showing alternations of sand, loam and clay layers. Sand, however, is dominant. Flooding, high
ground water levels and locally greyish colours are characteristics of this soil type. Depth of
groundwater level and soil texture could be used for further subdivision of these soils, although at
reconnaissance scale this is not feasible.
The topsoils are thin (< 5cm) very dark brown loamy sand, to sandy clay loams which locally are
peaty. Where the groundwater level is relatively deep (> 50 cm), subsoils are light yellowish
brown to dark brown, loamy sands to sandy clay loams with oxidation-reduction mottles.
Subsoils have light grey to blue colours. In all valley bottoms in the TCP research area, the soils
described above are found regardless of altitude. The majority of valley bottom soils, however,
could not be mapped individually at scale 1 : 100 000. Valley Bottom soils occupy up to 15% of
the area of the dissected erosional plains and rolling uplands. They occupy up to 10% of the hilly
uplands.
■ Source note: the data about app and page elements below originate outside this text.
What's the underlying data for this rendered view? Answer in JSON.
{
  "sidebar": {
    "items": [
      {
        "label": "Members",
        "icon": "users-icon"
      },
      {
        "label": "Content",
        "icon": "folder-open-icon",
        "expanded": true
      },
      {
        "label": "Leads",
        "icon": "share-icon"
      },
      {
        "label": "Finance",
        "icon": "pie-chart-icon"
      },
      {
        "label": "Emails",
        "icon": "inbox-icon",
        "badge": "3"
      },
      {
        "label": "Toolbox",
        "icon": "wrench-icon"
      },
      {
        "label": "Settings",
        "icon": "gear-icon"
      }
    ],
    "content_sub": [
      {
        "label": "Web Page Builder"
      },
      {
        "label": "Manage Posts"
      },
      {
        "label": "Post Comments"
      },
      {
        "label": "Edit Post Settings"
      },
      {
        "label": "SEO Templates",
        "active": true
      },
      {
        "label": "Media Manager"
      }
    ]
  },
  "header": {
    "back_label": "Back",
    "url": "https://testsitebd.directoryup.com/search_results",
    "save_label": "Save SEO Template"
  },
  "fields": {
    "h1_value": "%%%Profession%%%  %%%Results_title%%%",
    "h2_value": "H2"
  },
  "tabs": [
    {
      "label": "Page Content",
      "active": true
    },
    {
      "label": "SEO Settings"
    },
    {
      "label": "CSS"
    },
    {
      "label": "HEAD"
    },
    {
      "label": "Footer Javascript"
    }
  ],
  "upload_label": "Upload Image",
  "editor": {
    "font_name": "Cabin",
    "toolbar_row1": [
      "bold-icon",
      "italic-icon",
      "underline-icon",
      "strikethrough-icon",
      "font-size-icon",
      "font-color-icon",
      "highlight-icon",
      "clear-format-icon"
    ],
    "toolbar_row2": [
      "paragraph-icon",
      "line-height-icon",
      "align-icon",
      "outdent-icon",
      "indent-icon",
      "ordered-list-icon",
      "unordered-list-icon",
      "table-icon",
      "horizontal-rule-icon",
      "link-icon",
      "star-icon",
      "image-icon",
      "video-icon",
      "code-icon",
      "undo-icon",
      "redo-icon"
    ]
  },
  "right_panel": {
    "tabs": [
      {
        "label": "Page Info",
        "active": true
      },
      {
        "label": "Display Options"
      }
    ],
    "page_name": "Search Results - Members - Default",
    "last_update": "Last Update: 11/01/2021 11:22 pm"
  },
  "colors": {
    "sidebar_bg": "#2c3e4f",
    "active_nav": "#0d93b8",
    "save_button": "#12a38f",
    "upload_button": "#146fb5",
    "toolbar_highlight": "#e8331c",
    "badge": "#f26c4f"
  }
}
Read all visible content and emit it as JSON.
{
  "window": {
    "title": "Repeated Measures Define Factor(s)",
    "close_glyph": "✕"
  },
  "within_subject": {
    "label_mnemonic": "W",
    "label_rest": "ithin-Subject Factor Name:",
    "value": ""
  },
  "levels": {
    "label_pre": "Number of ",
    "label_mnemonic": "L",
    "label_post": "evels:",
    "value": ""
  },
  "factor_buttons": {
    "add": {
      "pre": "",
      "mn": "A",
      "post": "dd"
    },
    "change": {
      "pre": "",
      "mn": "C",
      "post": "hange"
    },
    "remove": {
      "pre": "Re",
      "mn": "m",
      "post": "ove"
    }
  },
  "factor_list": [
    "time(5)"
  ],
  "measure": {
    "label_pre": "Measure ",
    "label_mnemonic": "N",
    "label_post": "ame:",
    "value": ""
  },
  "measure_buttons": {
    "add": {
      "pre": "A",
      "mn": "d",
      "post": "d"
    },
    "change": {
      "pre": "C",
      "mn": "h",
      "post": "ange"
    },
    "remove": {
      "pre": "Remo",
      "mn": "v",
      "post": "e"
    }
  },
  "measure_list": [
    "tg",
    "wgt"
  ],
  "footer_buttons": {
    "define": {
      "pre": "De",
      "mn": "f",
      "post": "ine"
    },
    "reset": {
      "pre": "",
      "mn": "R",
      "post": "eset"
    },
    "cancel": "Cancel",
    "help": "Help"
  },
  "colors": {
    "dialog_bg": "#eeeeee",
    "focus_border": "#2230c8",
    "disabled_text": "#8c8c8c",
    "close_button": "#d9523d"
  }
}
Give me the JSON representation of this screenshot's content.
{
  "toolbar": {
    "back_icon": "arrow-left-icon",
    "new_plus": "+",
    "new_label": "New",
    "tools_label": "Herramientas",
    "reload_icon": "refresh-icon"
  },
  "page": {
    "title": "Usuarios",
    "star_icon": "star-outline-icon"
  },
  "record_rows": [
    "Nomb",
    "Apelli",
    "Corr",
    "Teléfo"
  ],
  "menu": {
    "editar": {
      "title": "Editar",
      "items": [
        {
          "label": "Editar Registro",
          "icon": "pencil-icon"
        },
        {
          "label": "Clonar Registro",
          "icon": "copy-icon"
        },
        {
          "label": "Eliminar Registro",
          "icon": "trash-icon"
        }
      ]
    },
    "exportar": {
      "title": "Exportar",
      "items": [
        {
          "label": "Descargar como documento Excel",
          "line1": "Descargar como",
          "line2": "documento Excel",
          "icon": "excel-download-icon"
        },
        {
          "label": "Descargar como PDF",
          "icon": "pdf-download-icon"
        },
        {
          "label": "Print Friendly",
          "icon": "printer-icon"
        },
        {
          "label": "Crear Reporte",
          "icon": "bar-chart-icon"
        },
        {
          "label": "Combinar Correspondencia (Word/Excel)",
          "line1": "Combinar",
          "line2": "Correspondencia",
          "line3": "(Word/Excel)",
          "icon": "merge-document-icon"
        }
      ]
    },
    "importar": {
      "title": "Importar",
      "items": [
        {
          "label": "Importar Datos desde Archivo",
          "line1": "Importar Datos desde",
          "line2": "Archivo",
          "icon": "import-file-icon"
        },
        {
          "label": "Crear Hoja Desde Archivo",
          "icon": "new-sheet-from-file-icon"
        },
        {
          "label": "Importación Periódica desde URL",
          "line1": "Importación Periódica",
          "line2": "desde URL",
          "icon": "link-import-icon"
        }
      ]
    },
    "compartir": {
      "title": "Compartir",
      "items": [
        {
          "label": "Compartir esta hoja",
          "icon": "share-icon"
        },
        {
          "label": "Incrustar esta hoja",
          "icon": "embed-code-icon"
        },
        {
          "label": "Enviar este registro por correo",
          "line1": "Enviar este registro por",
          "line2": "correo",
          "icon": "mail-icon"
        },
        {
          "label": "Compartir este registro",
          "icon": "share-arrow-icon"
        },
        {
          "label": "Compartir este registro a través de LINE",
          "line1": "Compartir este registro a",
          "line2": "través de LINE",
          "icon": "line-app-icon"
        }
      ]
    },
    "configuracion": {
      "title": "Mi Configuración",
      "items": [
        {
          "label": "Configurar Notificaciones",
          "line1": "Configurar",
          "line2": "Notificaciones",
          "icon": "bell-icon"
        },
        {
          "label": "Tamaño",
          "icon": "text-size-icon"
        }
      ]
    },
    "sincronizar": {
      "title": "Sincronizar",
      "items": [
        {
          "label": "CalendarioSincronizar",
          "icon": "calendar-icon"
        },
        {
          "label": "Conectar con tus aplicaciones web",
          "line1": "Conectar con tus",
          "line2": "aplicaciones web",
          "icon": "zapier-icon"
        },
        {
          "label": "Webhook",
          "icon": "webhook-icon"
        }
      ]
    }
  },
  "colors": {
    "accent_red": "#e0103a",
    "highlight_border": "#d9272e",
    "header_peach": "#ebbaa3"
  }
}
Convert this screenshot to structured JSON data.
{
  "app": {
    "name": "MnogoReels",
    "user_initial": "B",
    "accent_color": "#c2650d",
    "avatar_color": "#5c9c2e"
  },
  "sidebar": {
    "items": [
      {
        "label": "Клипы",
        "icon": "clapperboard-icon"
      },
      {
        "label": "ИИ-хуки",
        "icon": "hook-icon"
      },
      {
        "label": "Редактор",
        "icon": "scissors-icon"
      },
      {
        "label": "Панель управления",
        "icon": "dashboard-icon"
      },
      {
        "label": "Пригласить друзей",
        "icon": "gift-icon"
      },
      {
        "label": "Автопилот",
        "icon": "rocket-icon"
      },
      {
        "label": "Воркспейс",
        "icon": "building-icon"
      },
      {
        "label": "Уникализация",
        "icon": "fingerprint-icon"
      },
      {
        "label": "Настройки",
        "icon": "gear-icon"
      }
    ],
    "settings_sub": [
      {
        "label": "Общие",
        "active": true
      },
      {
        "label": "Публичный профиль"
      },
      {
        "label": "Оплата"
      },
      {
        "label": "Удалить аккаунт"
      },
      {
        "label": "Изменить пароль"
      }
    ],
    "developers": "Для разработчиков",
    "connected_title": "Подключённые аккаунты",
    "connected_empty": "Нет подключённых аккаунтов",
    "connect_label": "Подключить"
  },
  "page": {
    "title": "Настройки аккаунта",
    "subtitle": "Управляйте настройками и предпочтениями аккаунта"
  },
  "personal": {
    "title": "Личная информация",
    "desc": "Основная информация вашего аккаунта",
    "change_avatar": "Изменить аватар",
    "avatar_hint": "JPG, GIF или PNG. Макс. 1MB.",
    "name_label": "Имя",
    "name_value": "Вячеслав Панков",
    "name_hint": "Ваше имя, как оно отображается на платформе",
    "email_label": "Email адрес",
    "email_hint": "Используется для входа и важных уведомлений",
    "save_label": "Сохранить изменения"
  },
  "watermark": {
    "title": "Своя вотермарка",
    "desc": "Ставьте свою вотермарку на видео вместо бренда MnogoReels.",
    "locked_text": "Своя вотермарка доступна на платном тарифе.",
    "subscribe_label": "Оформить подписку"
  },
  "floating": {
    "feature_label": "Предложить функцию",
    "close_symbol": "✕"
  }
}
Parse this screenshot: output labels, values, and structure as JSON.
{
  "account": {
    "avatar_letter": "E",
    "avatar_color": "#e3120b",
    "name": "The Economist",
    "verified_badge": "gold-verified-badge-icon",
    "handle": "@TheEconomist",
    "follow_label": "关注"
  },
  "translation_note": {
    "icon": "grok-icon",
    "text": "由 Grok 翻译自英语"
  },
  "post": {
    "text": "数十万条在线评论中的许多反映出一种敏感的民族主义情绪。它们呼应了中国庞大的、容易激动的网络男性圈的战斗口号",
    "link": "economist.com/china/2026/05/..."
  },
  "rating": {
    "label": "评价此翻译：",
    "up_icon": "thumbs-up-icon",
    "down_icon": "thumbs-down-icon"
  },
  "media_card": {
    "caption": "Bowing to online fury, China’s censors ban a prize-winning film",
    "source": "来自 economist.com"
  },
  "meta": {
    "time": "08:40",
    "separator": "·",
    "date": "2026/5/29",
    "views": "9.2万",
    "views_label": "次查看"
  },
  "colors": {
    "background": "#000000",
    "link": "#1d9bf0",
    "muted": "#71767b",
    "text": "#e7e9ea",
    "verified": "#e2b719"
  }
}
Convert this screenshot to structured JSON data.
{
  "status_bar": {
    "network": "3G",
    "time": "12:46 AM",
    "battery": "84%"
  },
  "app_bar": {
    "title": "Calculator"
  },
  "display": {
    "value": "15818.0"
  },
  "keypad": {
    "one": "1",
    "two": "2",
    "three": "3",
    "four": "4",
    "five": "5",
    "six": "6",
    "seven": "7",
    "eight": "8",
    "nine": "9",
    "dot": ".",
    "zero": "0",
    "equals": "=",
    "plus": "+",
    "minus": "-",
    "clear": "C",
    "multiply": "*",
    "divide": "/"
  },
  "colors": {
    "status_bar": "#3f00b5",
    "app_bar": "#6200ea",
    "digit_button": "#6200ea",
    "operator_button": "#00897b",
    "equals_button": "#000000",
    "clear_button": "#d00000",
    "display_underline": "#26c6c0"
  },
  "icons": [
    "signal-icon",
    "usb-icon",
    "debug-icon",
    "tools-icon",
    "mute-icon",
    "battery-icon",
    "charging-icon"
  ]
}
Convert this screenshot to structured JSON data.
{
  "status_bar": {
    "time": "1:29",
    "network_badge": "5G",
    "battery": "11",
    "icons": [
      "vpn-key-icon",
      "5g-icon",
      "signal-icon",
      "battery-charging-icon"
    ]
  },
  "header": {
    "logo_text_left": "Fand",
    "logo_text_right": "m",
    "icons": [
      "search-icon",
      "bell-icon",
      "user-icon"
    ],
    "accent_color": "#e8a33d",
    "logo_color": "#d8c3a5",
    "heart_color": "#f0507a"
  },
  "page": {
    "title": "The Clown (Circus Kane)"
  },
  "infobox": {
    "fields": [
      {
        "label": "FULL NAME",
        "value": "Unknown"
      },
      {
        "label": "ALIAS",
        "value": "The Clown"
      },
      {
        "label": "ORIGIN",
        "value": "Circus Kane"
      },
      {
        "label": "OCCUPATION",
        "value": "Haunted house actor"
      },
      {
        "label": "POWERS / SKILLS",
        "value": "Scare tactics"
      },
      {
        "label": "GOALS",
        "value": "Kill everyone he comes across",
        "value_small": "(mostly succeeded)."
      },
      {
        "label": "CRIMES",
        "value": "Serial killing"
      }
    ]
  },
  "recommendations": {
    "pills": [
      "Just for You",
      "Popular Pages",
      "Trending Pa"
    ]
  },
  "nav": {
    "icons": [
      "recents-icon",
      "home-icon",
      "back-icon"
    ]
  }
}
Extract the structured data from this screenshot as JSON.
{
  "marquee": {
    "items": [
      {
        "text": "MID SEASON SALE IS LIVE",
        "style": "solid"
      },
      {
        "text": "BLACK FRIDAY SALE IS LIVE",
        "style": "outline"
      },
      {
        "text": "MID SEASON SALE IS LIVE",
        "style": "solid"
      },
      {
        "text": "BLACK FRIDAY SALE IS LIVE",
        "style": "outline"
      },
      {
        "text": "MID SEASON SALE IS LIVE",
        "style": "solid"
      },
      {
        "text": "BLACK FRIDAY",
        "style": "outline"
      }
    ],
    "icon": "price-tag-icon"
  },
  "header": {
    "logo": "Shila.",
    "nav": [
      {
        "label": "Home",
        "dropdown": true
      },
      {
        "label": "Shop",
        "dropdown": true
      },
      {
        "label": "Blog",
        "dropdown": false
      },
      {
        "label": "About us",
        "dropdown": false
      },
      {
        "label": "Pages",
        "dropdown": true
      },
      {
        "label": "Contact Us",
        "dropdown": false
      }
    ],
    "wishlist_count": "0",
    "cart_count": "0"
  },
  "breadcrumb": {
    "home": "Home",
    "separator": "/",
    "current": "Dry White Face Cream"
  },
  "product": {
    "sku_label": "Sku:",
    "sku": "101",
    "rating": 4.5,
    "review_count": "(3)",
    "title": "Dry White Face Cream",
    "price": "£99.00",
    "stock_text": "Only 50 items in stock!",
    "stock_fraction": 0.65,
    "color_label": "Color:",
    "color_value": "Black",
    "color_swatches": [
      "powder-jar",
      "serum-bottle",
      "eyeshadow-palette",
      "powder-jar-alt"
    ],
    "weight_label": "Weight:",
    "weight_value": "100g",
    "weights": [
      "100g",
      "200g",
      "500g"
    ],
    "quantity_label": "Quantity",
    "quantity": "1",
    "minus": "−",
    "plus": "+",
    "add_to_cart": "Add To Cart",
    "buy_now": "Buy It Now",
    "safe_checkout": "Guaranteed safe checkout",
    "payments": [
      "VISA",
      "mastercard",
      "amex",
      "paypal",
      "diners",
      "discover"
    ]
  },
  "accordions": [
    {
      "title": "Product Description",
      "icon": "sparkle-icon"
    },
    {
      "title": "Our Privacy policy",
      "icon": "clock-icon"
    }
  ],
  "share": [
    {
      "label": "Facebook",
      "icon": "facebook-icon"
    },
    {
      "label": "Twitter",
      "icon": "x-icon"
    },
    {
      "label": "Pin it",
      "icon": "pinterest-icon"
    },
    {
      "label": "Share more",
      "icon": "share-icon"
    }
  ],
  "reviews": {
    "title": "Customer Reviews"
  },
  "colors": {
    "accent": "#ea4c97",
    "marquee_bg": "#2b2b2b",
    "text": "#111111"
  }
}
The complexes of hills and mountains are only sparsely covered with the Valley Bottom
soils (< 5%). Soil profile descriptions with analytical data of the Valley Bottom soils are given in
5.2.5 Soil classification
All profile descriptions of which complete sets of field and laboratory data are available are
presented in Annex IV. These soils are classified according to three international systems of soil
classification. These classification systems are: the FAO-Unesco system (FAO, 1988; ISRIC
1994), the Soil Taxonomy of the United States Department of Agriculture (Soil Survey Staff,
1992), and the French system of the `Commission de Pédologie et de Cartographie des sols'
Table 5.2 presents the classification of the main soil types occurring in the TCP area according to
three international soil classification systems. The soils which are most typical for a certain main
soil type are heading the list of the soil classification in Table 5.2.
The major part of the Nyangong, Ebom, and Ebimimbang soils classify as Ferralsols in the FAO-
Unesco system (FAO, 1988). The Xanthic Ferralsols are most typical for the Nyangong soils. The
Acri-xanthic Ferralsols are the most characteristic ones for the Ebom soils. The typical
Ebimimbang soils classify as Acri-plinthic Ferralsols and Haplic Acrisols. The poorly drained
Valley bottom soils classify as Dystric Fluvisols, the better drained ones classify as Gleyic